Kaizen promotes a culture of innovation and participation by involving all employees in the pursuit of workplace improvements. This active participation helps strengthen team engagement and satisfaction, while driving significant process improvements.

Implementation of Kaizen cycles in the workplace

To implement Kaizen, companies must establish regular feedback cycles and brainstorming sessions that allow employees to contribute ideas. It is crucial to create an environment where suggestions are welcome and where there is a systematic method for testing and integrating these improvements.

Kaizen involves employees in continuous improvement, encouraging innovation and enabling regular and effective implementations of new ideas.

Integration of Six Sigma, 5S and Kaizen in daily operations

Effective integration of Six Sigma, 5S, and Kaizen requires strategic planning, ongoing training, and management commitment. Establishing clear objectives and performance metrics are critical steps to success.

Overcoming challenges in Lean Manufacturing implementation

Common challenges include employee resistance to change and difficulties in measuring immediate impact. Overcoming these challenges is possible through effective communication and demonstrations of how these tools benefit individual work.

Resources and software to support Lean implementation

Software tools such as ERP and Lean-specific project management systems can facilitate implementation. These resources help keep track of improvements and the effectiveness of interventions in real time.

Successful adoption of Lean Manufacturing requires the right tools, overcoming challenges and a systematic approach to day-to-day integration.

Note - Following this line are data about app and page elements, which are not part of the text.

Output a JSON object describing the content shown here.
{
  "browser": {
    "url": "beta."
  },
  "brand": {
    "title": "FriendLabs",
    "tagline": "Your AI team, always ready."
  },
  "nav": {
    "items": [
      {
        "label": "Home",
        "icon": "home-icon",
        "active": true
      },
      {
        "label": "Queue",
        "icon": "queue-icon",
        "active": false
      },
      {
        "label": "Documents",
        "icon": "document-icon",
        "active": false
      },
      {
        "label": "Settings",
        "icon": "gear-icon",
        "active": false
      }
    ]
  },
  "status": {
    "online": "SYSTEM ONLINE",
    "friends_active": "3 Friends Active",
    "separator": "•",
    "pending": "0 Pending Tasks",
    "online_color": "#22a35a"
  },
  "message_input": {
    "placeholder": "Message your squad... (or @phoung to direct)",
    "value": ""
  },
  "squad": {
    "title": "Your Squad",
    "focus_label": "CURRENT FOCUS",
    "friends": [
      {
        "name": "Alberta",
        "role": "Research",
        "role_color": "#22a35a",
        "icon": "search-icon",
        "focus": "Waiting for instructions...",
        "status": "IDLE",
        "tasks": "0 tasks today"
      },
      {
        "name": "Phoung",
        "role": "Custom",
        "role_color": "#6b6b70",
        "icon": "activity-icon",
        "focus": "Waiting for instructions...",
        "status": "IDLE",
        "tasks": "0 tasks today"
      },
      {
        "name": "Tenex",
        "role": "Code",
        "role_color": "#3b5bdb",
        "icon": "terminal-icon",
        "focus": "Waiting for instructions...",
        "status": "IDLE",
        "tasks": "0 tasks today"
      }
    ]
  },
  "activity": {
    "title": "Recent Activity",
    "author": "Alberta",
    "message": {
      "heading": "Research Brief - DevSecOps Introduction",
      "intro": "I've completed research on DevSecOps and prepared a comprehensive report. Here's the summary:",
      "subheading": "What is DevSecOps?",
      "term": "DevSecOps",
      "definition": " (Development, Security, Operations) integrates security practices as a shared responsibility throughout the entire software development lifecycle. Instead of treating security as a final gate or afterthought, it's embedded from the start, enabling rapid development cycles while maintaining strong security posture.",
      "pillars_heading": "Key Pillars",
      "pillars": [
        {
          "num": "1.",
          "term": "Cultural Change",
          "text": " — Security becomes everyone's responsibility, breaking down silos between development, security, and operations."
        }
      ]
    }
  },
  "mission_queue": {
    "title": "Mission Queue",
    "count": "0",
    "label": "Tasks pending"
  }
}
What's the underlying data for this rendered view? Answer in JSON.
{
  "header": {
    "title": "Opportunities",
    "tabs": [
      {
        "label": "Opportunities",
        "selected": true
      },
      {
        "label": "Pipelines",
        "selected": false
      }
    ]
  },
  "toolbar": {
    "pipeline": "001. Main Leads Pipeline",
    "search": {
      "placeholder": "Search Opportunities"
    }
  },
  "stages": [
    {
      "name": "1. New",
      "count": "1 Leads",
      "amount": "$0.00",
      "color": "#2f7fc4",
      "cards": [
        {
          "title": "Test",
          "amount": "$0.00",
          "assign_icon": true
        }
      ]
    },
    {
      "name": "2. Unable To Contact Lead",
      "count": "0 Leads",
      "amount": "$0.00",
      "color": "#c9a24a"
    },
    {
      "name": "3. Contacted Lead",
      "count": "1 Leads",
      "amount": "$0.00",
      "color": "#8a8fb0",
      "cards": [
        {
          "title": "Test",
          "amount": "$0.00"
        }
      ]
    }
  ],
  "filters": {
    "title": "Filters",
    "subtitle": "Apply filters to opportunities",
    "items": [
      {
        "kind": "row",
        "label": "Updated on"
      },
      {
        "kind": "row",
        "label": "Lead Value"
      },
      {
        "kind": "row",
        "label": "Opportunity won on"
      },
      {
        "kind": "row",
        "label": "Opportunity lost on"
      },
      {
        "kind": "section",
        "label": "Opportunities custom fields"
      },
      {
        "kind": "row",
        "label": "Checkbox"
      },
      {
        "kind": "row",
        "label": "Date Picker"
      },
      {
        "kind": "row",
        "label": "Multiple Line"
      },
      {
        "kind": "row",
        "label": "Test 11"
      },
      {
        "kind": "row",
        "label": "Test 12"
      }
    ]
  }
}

Adopting Lean Manufacturing offers numerous benefits, including increased efficiency, reduced costs, and improved product quality. These tools are essential for any company looking to optimize its operations.

It is important to consider adopting Six Sigma, 5S, and Kaizen to continuously improve and stay competitive in today’s marketplace. Don’t hesitate to adopt these practices to transform your manufacturing environment.